◆ Brief ◆
Give the count of lines in the records that contain the string "caption", and write nothing but that number.

►

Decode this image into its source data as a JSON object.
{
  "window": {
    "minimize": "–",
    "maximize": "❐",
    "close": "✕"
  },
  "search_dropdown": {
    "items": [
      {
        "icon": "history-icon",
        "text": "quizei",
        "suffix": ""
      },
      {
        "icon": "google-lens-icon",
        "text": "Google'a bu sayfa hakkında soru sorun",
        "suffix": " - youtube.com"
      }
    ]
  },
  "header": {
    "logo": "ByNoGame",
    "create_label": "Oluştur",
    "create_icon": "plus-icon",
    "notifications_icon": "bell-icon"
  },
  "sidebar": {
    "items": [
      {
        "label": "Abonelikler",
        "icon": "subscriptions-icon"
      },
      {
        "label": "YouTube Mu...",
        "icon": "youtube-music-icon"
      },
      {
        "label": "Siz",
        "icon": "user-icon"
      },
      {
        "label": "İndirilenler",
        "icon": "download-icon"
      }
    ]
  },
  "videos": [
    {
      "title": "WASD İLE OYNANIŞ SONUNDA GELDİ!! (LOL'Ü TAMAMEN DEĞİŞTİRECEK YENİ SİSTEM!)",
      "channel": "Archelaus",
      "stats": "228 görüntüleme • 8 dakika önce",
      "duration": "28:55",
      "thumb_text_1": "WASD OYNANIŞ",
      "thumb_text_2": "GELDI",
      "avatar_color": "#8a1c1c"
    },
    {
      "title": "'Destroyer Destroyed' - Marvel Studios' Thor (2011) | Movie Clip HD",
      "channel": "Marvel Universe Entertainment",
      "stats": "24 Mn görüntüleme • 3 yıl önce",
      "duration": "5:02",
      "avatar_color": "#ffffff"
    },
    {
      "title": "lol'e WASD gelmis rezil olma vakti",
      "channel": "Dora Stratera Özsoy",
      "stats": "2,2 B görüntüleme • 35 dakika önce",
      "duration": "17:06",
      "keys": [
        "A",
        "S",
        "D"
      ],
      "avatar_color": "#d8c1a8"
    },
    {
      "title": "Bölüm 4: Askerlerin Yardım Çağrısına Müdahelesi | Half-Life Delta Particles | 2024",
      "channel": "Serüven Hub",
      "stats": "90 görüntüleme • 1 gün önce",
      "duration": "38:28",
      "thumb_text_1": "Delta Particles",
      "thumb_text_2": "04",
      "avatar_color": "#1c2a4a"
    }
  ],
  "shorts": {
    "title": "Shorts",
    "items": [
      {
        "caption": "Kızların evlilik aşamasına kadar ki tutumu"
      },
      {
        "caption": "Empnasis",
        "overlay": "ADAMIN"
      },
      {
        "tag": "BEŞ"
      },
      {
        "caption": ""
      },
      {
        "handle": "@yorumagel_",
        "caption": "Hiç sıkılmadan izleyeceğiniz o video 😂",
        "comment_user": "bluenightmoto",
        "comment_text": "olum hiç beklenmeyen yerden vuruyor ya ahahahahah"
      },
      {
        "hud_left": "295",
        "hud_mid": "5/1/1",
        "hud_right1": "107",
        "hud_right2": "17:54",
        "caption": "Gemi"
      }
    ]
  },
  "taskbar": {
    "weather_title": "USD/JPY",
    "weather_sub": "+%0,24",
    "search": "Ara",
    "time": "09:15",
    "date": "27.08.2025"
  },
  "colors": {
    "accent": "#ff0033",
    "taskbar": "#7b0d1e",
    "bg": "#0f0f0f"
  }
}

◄
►

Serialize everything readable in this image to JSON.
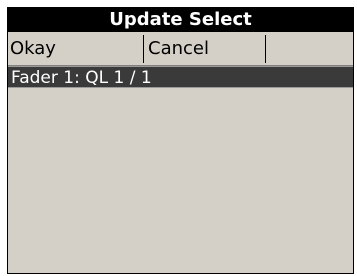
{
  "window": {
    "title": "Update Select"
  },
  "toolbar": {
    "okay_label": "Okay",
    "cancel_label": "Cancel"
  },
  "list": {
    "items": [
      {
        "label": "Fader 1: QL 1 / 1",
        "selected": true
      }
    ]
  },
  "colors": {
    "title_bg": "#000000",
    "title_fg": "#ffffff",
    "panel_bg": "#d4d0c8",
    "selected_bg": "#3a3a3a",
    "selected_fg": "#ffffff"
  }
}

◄

◆ Response ◆
5